Gold’s Point-Figure Signals Further Declines: Technical Analysis

Jan 06, 2014 4:07 am ET

Jan. 6 (Bloomberg) -- Gold is poised to extend the biggest annual drop in three decades to the lowest since September 2009, according to technical analysis by Commerzbank AG.

A high pole on a point and figure chart formed from mid- October to the beginning of November, as shown by a column of Xs, which was followed by a reversal, as shown by Os. A 45 degree resistance line also formed from April and both scenarios are bearish, Commerzbank said. Prices may drop to a range of $1,140 to $960 an ounce, probably in the first half of this year, based on vertical downside targets calculated from the high poles seen in August and October, the bank said.

“High poles show near term weakness,” Axel Rudolph, a senior technical analyst at Commerzbank in London, said by phone on Jan. 3. “In November, the chart was confirming the bearish reversal signal of the October high pole. It’s bearish as long as we’re below the 45-degree line.”

Gold slid 28 percent in London last year, the biggest drop since 1981 and the first annual decline in 13 years. Investors sold 869.1 metric tons through bullion-backed exchange-traded products in 2013, more than was purchased in the previous three years combined, as some lost faith in the metal as a store of value. The Federal Reserve said Dec. 18 it will trim monthly bond buying because of an improving economy and global equities reached a six-year high last week.

Gold for immediate delivery reached a six-month low of $1,182.27 on Dec. 31 and traded at $1,241.22 today in London. Prices, which slumped 35 percent from a record $1,921.15 in September 2011, were last at $960 in September 2009.

Technical Analysis

In technical analysis, investors and analysts study charts of trading patterns and prices to predict changes in a security, commodity, currency or index.

Point and figure charts gauge trends without showing time or volume. Rising patterns are indicated by an X while falling prices are shown by an O. The Xs and Os are called boxes. Movements are measured by a pre-defined unit called a reversal, and the default for this unit on the Bloomberg terminal is $3.

A high pole is a spike of Xs against the trend, followed by a column of Os, with the Os going down by at least half of the previous height of Xs, Rudolph said. Downside price targets can be calculated by multiplying a column of Os with the box size and reversal size and subtracting that sum from the preceding highest column of Xs.

“The daily 10 X 3 point and figure chart is telling you that gold remains in a downtrend,” Rudolph said, referring to a box size of $10.

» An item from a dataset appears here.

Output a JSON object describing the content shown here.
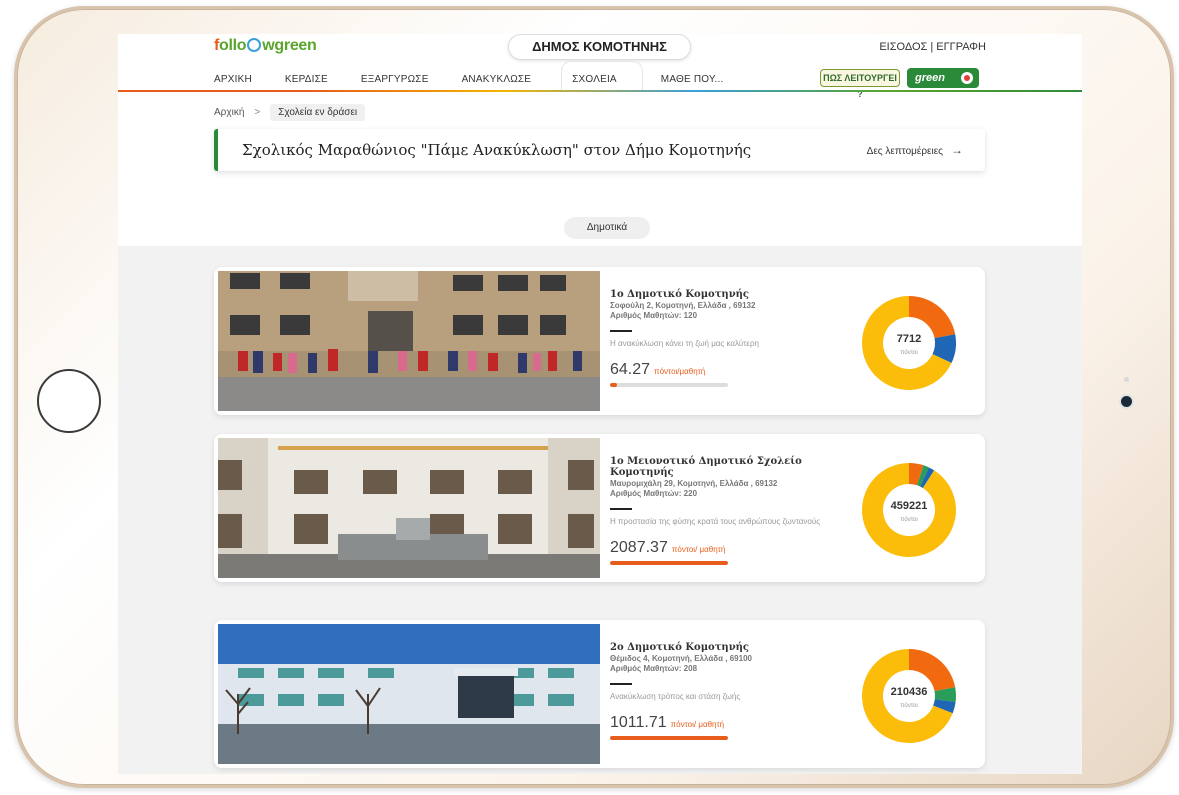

Gold has traded below its 200-day moving average since February last year and held below the 100-day measure from November. Prices will drop to $1,110 in 12 months, Goldman Sachs Group Inc. wrote in a Dec. 5 report.

--Editors: Claudia Carpenter, Sharon Lindores